Today, Madison Square Garden is known as “The World’s Most Famous Arena.” Home to the New York Knicks and the New York Rangers, the arena has been the site of historic sports matchups and legendary performances by some of the greatest artists of the last century. The Madison Square Garden we know today, however, is not the same venue that opened to the world in 1874.
In 1874, politician and performer P.T. Barnum converted a former rail station into an oval arena at East 26th Street and Madison Avenue in Manhattan, which he called the Great Roman Hippodrome. Barnum hosted the circuses for which he is now known, along with sporting events at the Hippodrome. When the building was sold to William Kissam Vanderbilt in 1891, it was renamed Madison Square Garden and given a full-scale makeover. After that building was demolished, in 1925, another Madison Square Garden was built on Eighth Avenue and 50th Street. It seated 18,000 people and was home to political conventions, boxing matches, and was where actress Marilyn Monroe famously sung Happy Birthday to President John F. Kennedy. After over 40 years of use, the old building was demolished, and the current Madison Square Garden was constructed on Eighth Avenue and 33rd Street in 1968.

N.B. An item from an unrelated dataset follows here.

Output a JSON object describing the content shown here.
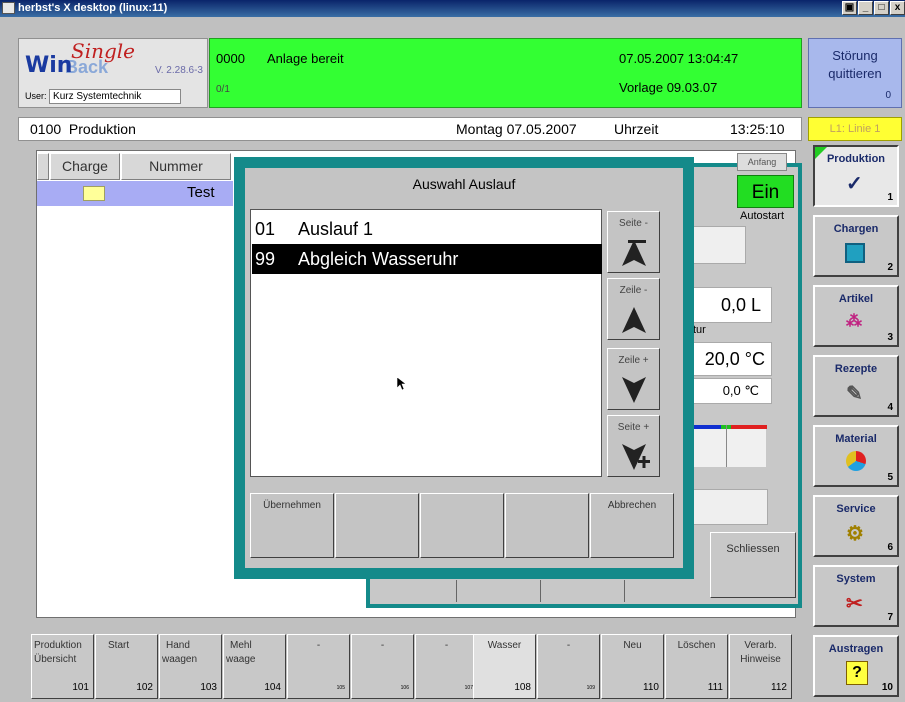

Explore photos from all four iterations of the Garden, in #NYPLDigitalCollections.
P.T. Barnum's grand Roman Hippodrome—exterior view in 1874. NYPL Digital Collections, Image ID: 1691042

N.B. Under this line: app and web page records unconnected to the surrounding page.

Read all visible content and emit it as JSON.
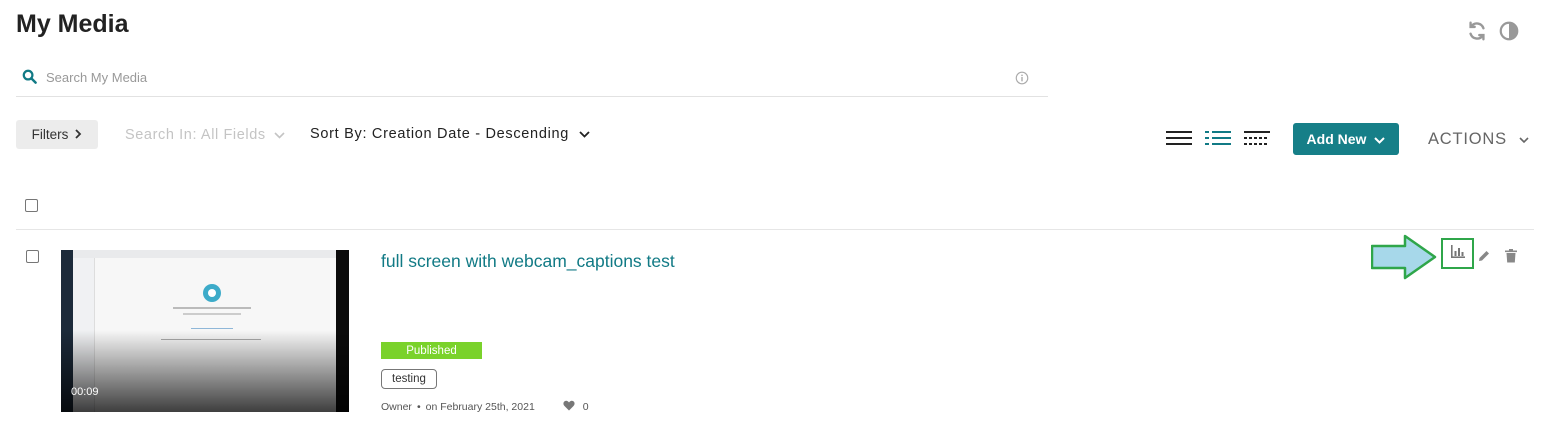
{
  "page": {
    "title": "My Media"
  },
  "header_icons": [
    "refresh-icon",
    "contrast-icon"
  ],
  "search": {
    "placeholder": "Search My Media",
    "value": ""
  },
  "toolbar": {
    "filters_label": "Filters",
    "search_in_label": "Search In: All Fields",
    "sort_by_label": "Sort By: Creation Date - Descending",
    "views": [
      "details-view",
      "list-view",
      "collapsed-view"
    ],
    "active_view": "list-view",
    "add_new_label": "Add New",
    "actions_label": "ACTIONS"
  },
  "colors": {
    "accent": "#167f88",
    "link": "#117a85",
    "published": "#7ad22b",
    "highlight": "#2fa64a",
    "arrow_fill": "#a7d8ea"
  },
  "entries": [
    {
      "title": "full screen with webcam_captions test",
      "duration": "00:09",
      "status": "Published",
      "tags": [
        "testing"
      ],
      "owner": "Owner",
      "date": "on February 25th, 2021",
      "likes": "0",
      "actions": [
        "analytics-icon",
        "edit-icon",
        "delete-icon"
      ]
    }
  ]
}
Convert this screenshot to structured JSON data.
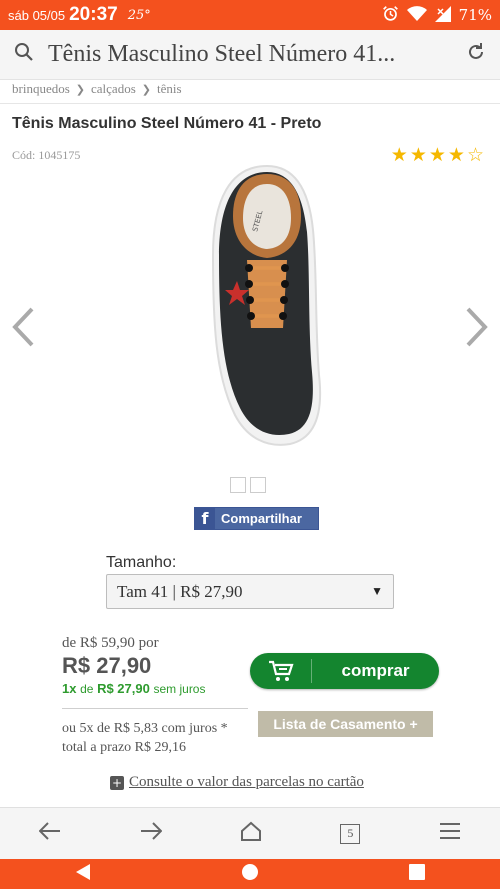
{
  "status_bar": {
    "date": "sáb 05/05",
    "time": "20:37",
    "temperature": "25°",
    "battery": "71%",
    "icons": [
      "alarm-icon",
      "wifi-icon",
      "signal-icon"
    ]
  },
  "url_bar": {
    "page_title": "Tênis Masculino Steel Número 41..."
  },
  "breadcrumb": [
    "brinquedos",
    "calçados",
    "tênis"
  ],
  "product": {
    "title": "Tênis Masculino Steel Número 41 - Preto",
    "code": "Cód: 1045175",
    "rating": 4.5,
    "image_count": 2
  },
  "share": {
    "label": "Compartilhar"
  },
  "size": {
    "label": "Tamanho:",
    "selected": "Tam 41 | R$ 27,90"
  },
  "pricing": {
    "old_price": "de R$ 59,90 por",
    "current_price": "R$ 27,90",
    "installment_prefix": "1x",
    "installment_de": "de",
    "installment_value": "R$ 27,90",
    "installment_suffix": "sem juros",
    "installments_line1": "ou 5x de R$ 5,83 com juros *",
    "installments_line2": "total a prazo R$ 29,16"
  },
  "actions": {
    "buy_label": "comprar",
    "registry_label": "Lista de Casamento +"
  },
  "consult": {
    "label": "Consulte o valor das parcelas no cartão"
  },
  "browser": {
    "tab_count": "5"
  },
  "colors": {
    "accent": "#f4511e",
    "buy_green": "#14852f",
    "installment_green": "#2e9b2e",
    "star": "#f5b800",
    "facebook": "#4b67a1"
  }
}
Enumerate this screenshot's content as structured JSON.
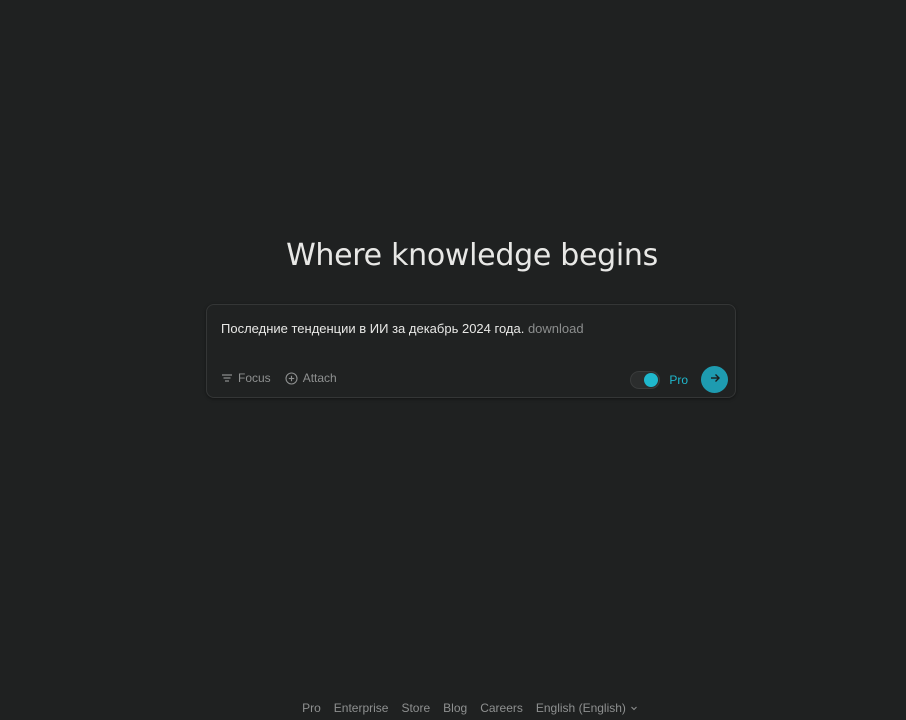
{
  "headline": "Where knowledge begins",
  "search": {
    "query": "Последние тенденции в ИИ за декабрь 2024 года.",
    "suggestion": "download",
    "focus_label": "Focus",
    "attach_label": "Attach",
    "pro_label": "Pro",
    "pro_enabled": true
  },
  "footer": {
    "links": [
      "Pro",
      "Enterprise",
      "Store",
      "Blog",
      "Careers"
    ],
    "language": "English (English)"
  },
  "colors": {
    "background": "#1f2121",
    "accent": "#1fb8cd",
    "text": "#e8e8e6",
    "muted": "#8e9090"
  }
}
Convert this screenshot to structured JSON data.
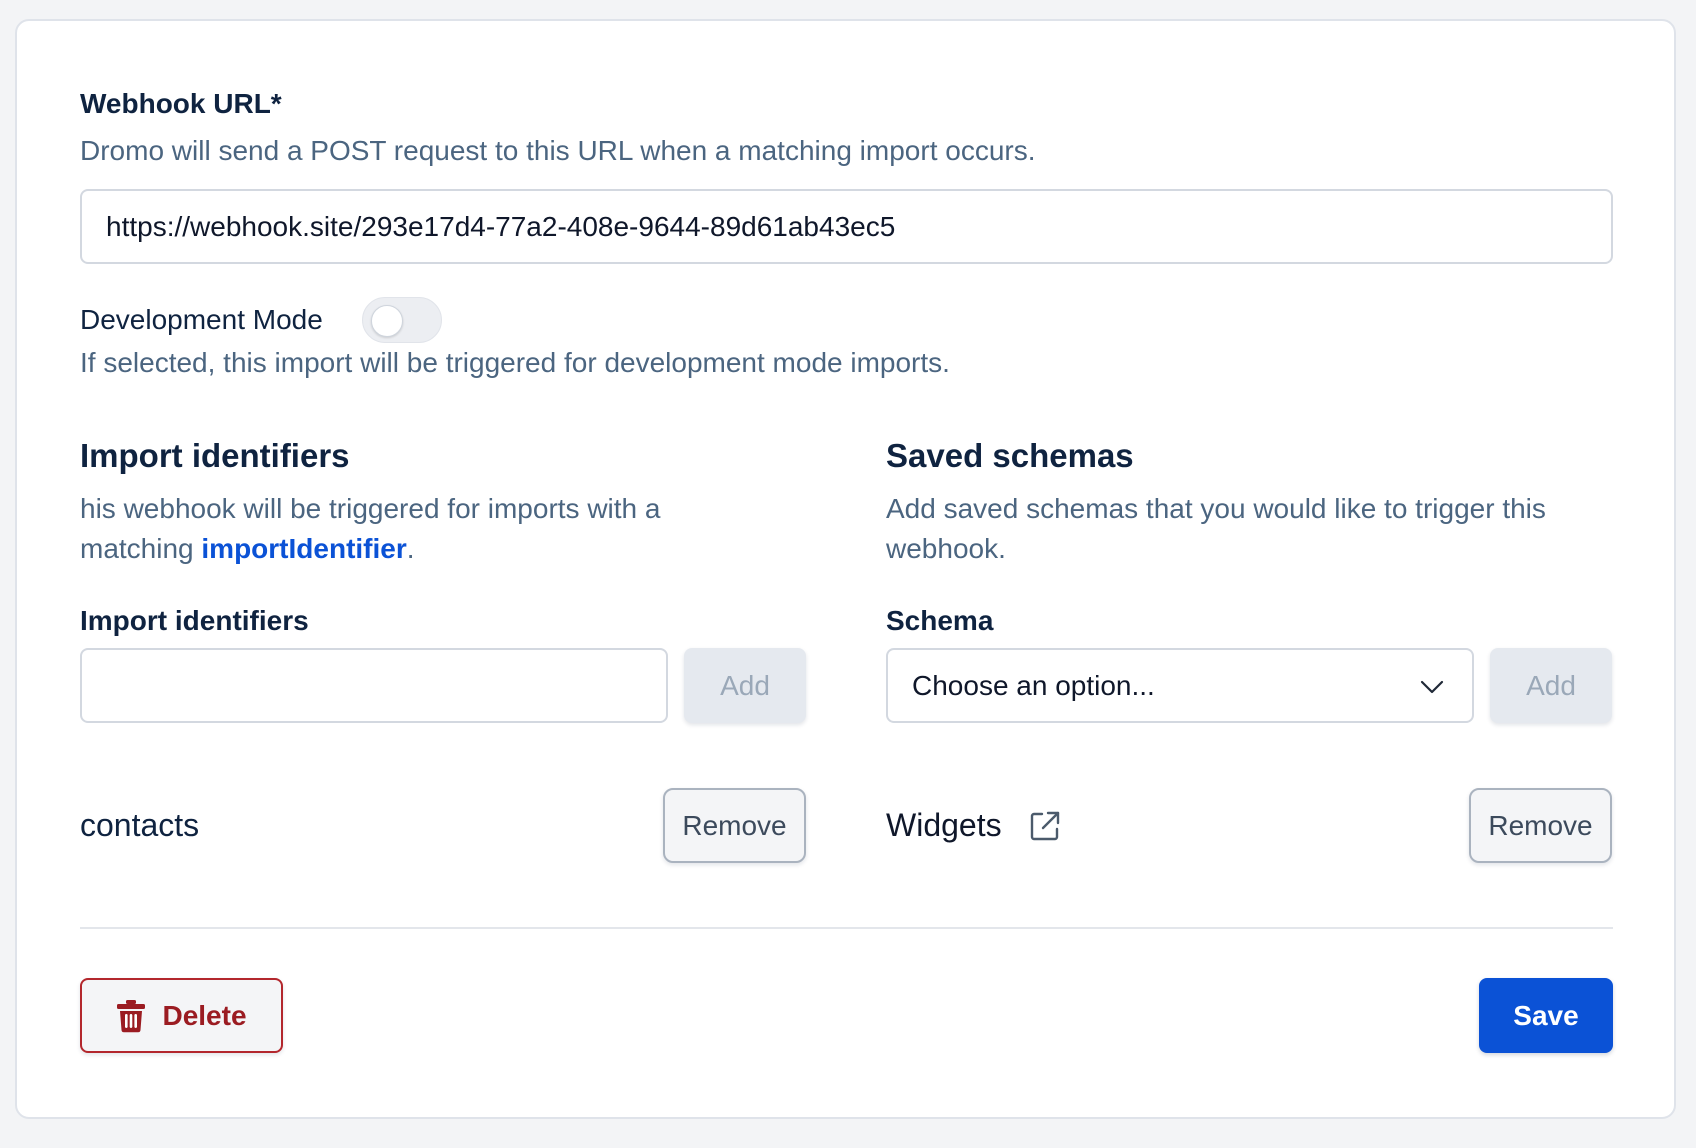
{
  "webhook_url": {
    "label": "Webhook URL*",
    "help": "Dromo will send a POST request to this URL when a matching import occurs.",
    "value": "https://webhook.site/293e17d4-77a2-408e-9644-89d61ab43ec5"
  },
  "development_mode": {
    "label": "Development Mode",
    "enabled": false,
    "help": "If selected, this import will be triggered for development mode imports."
  },
  "import_identifiers": {
    "title": "Import identifiers",
    "help_prefix": "his webhook will be triggered for imports with a matching ",
    "help_link": "importIdentifier",
    "help_suffix": ".",
    "field_label": "Import identifiers",
    "input_value": "",
    "add_label": "Add",
    "items": [
      {
        "name": "contacts",
        "remove_label": "Remove"
      }
    ]
  },
  "saved_schemas": {
    "title": "Saved schemas",
    "help": "Add saved schemas that you would like to trigger this webhook.",
    "field_label": "Schema",
    "select_placeholder": "Choose an option...",
    "add_label": "Add",
    "items": [
      {
        "name": "Widgets",
        "remove_label": "Remove"
      }
    ]
  },
  "footer": {
    "delete_label": "Delete",
    "save_label": "Save"
  },
  "colors": {
    "primary": "#0b52d6",
    "danger": "#9b1c22",
    "heading": "#0f2340",
    "muted": "#4b6580"
  }
}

P.T. Barnum's grand Roman Hippodrome—interior view in 1874. NYPL Digital Collections, Image ID: 1691041
Madison Square Garden From Fourth Avenue, New York, N.Y. in 1892. NYPL Digital Collections, Image ID: 805891
Beginning of demolition of Madison Square Garden in 1925. NYPL Digital Collections, Image ID: 1691081

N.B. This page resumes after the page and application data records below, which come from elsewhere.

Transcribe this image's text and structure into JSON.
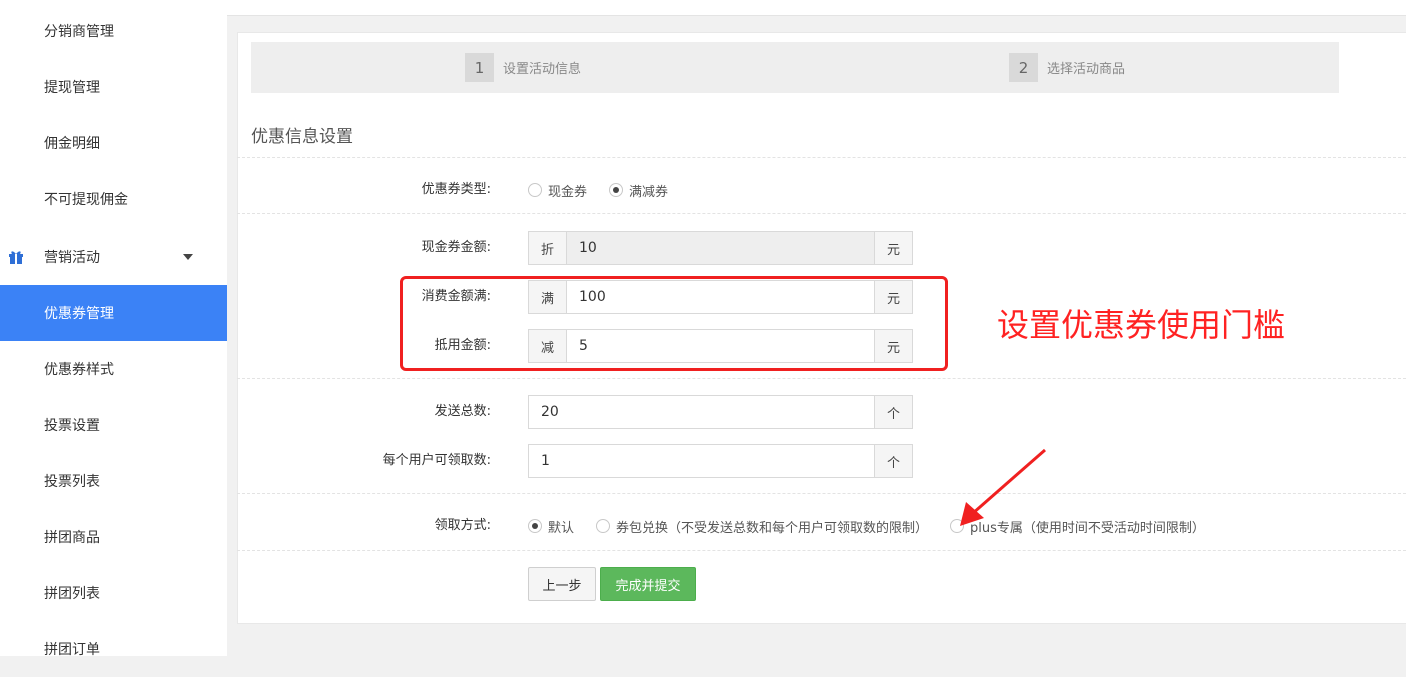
{
  "sidebar": {
    "items": [
      {
        "label": "分销商管理"
      },
      {
        "label": "提现管理"
      },
      {
        "label": "佣金明细"
      },
      {
        "label": "不可提现佣金"
      },
      {
        "label": "营销活动"
      },
      {
        "label": "优惠券管理"
      },
      {
        "label": "优惠券样式"
      },
      {
        "label": "投票设置"
      },
      {
        "label": "投票列表"
      },
      {
        "label": "拼团商品"
      },
      {
        "label": "拼团列表"
      },
      {
        "label": "拼团订单"
      }
    ],
    "group_icon": "gift-icon",
    "active_color": "#3b82f6"
  },
  "steps": [
    {
      "num": "1",
      "label": "设置活动信息"
    },
    {
      "num": "2",
      "label": "选择活动商品"
    }
  ],
  "section_title": "优惠信息设置",
  "form": {
    "coupon_type": {
      "label": "优惠券类型:",
      "options": [
        {
          "label": "现金券",
          "checked": false
        },
        {
          "label": "满减券",
          "checked": true
        }
      ]
    },
    "cash_amount": {
      "label": "现金券金额:",
      "prefix": "折",
      "value": "10",
      "suffix": "元"
    },
    "min_spend": {
      "label": "消费金额满:",
      "prefix": "满",
      "value": "100",
      "suffix": "元"
    },
    "deduct_amount": {
      "label": "抵用金额:",
      "prefix": "减",
      "value": "5",
      "suffix": "元"
    },
    "total_send": {
      "label": "发送总数:",
      "value": "20",
      "suffix": "个"
    },
    "per_user": {
      "label": "每个用户可领取数:",
      "value": "1",
      "suffix": "个"
    },
    "claim_method": {
      "label": "领取方式:",
      "options": [
        {
          "label": "默认",
          "checked": true
        },
        {
          "label": "券包兑换（不受发送总数和每个用户可领取数的限制）",
          "checked": false
        },
        {
          "label": "plus专属（使用时间不受活动时间限制）",
          "checked": false
        }
      ]
    }
  },
  "buttons": {
    "prev": "上一步",
    "submit": "完成并提交"
  },
  "annotation": {
    "text": "设置优惠券使用门槛",
    "color": "#f22222"
  }
}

Ringling Bros and Barnum and Bailey Combined Circus in Madison Square Garden, New York City in 1932. NYPL Digital Collections, Image ID: 57517221
Madison Square Garden Center, 7th Ave and 33rd St in 1980. NYPL Digital Collections, Image ID: ps_lhg_149